WHAT YOU WILL DO:
Your reply should be a faithful copy of the records below, free of pictures.

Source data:

┏━━

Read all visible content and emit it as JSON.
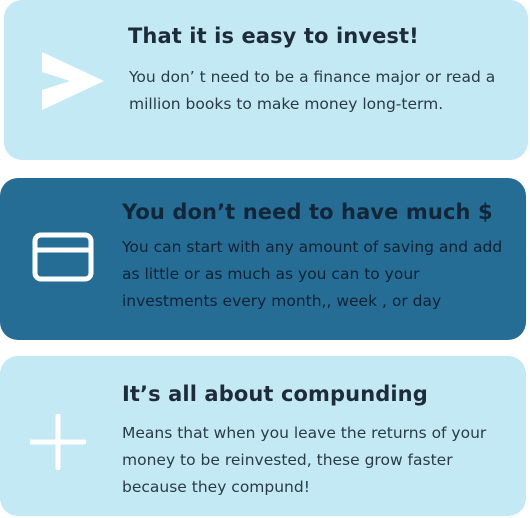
{
  "colors": {
    "light_card": "#c3eaf4",
    "dark_card": "#256d95",
    "icon": "#ffffff",
    "heading_text": "#1d2b3a"
  },
  "cards": [
    {
      "icon": "send-arrow-icon",
      "title": "That it is easy to invest!",
      "text": "You don’ t need to be a finance major or read a million books  to make money long-term."
    },
    {
      "icon": "credit-card-icon",
      "title": "You don’t need to have much $",
      "text": "You can start with any amount of saving and add as little or as much as you can to your investments every month,, week , or day"
    },
    {
      "icon": "plus-icon",
      "title": "It’s all about compunding",
      "text": "Means that when you leave the returns of your money to be reinvested, these grow faster because they compund!"
    }
  ]
}
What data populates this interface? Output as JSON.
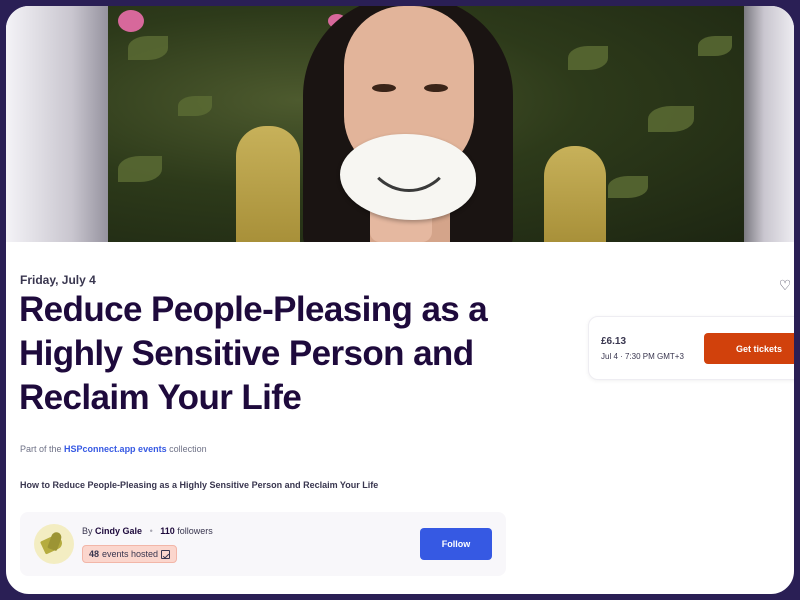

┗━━

EXERCISE SOLUTION:
Read all visible content and emit it as JSON.
{
  "colors": {
    "light_card": "#c3eaf4",
    "dark_card": "#256d95",
    "icon": "#ffffff",
    "heading_text": "#1d2b3a"
  },
  "cards": [
    {
      "icon": "send-arrow-icon",
      "title": "That it is easy to invest!",
      "text": "You don’ t need to be a finance major or read a million books  to make money long-term."
    },
    {
      "icon": "credit-card-icon",
      "title": "You don’t need to have much $",
      "text": "You can start with any amount of saving and add as little or as much as you can to your investments every month,, week , or day"
    },
    {
      "icon": "plus-icon",
      "title": "It’s all about compunding",
      "text": "Means that when you leave the returns of your money to be reinvested, these grow faster because they compund!"
    }
  ]
}
What data populates this interface? Output as JSON.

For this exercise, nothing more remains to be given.